A friend of mine is an immigration attorney. She personally abhors Donald Trump’s positions on deporting undocumented immigrants and building a border wall, but she’ll be the first to admit there’s been a silver lining to his victory: Her office phone has been ringing off the hook. She’s not the only anti-Trumpist to encounter a startling business bump over the past few weeks. Therapists in deep-blue enclaves can’t keep up with the demand for counseling from despondent Hillary voters. Journalists openly fret about a coming assault on press freedoms, but publications like The New York Times and The Washington Post have reported a surge in subscriptions. And Wall Street banks, which wanted nothing to do with Trump during the campaign, have been delighted by an unexpected—and record-breaking—market rally.

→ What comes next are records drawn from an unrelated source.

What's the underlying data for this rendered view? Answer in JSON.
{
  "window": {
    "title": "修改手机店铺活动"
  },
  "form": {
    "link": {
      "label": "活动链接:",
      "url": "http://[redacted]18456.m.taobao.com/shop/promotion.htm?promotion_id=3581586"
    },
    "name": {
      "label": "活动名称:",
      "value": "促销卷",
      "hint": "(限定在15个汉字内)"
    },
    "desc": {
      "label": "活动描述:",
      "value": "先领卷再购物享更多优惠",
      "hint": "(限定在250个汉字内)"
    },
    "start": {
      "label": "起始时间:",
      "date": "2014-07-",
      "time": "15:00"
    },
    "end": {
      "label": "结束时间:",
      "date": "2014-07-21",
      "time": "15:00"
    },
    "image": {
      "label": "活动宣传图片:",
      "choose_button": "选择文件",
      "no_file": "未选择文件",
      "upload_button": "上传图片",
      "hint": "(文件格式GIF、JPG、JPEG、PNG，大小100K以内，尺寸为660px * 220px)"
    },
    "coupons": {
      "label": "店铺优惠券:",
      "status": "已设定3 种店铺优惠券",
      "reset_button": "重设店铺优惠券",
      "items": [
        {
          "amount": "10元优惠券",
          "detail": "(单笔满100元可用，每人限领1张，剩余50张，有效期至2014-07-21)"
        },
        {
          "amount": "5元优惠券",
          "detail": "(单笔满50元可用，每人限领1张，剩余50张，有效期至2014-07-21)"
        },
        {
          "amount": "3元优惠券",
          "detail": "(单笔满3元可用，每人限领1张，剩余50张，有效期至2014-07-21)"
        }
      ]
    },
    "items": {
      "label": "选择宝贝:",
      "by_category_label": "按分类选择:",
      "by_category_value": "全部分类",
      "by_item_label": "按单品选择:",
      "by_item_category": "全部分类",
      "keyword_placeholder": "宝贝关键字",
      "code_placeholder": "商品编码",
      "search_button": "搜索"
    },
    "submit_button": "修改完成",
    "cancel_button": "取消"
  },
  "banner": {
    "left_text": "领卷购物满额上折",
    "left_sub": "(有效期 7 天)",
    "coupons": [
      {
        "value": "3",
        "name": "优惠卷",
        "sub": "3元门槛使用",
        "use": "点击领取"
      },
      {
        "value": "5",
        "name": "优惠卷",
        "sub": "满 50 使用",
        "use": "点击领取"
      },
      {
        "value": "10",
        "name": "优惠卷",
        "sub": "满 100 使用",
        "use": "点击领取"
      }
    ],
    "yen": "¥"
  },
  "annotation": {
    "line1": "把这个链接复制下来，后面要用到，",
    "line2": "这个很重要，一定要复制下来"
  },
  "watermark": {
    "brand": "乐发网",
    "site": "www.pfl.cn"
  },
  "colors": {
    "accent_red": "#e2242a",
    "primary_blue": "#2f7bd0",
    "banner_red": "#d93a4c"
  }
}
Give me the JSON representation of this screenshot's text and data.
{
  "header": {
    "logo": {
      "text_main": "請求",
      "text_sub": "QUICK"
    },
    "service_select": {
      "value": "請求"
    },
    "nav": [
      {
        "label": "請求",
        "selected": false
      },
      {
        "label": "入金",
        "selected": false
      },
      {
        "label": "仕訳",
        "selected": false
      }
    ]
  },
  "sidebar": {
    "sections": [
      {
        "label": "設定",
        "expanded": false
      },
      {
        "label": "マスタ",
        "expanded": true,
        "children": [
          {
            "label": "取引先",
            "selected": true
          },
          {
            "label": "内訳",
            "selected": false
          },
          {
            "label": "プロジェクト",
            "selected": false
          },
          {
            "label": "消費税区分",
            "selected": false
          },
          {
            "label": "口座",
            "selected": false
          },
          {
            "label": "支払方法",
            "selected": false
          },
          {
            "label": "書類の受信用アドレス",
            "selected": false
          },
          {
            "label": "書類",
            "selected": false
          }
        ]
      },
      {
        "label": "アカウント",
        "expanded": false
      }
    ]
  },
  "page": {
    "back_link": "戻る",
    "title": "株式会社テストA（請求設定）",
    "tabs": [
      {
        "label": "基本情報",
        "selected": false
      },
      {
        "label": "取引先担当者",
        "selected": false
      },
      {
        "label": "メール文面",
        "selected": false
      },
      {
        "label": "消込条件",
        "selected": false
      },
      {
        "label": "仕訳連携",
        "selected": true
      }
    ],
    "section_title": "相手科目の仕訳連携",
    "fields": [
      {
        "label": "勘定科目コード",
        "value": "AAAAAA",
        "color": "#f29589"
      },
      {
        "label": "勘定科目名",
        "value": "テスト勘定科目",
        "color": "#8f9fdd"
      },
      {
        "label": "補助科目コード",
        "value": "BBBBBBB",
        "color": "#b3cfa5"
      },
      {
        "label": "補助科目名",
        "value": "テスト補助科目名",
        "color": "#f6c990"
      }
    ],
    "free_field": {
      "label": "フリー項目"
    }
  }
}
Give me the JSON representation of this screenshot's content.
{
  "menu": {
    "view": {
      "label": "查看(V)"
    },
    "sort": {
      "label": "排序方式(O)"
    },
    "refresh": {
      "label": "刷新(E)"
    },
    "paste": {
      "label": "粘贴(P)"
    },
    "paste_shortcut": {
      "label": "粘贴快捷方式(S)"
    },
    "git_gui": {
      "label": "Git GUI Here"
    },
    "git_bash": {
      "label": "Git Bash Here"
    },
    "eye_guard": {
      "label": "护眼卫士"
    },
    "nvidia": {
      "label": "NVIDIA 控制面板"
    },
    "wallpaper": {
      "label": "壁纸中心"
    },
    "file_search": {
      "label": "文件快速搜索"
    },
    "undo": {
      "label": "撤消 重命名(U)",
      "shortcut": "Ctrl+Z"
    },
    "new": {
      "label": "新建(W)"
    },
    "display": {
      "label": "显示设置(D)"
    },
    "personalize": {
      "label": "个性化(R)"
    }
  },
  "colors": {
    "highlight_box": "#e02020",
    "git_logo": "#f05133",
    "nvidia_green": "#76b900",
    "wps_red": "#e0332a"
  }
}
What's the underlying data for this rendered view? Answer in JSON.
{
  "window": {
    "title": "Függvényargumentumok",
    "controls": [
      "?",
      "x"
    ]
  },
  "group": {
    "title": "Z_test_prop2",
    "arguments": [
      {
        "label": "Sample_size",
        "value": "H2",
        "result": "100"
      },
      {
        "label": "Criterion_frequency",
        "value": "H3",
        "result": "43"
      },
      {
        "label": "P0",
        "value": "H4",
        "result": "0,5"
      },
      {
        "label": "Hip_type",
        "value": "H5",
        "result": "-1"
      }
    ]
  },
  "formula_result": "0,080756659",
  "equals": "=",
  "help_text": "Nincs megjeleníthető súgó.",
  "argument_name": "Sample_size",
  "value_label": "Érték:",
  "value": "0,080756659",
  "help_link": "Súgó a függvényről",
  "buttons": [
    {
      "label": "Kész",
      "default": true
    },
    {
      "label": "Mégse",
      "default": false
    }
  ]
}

Who else stands to profit mightily from a Trump presidency? Trump himself, of course. He pledged this week to leave his businesses “in total” to focus on running the country. But with his name emblazoned above the door and his children possibly steering the ship, some still worry that the Trump Organization will become a magnet for ill-gotten profits and corruption. I, for one, think it would be not only proper but also savvy for Trump to distance himself now. After all, it’s far from certain that the value of his businesses will soar while he’s in the Oval Of fice. Brands depend on consistency for success, and Trump Inc., which has long stood for gilded luxury and decadence, is already struggling with the contradictions inherent in his populist run. The inconsistencies will only grow as Trump begins to govern. What happens to Trump the Brand when his name comes to be associated with, say, a trade war with China or bungled Medicare reform? Trump Inc.’s fortunes, of course, could grow without Trump at the helm. And the president-elect could then enjoy his windfall while ducking suspicion; if its fortunes fell, he could dodge blame. How’s that for a silver lining?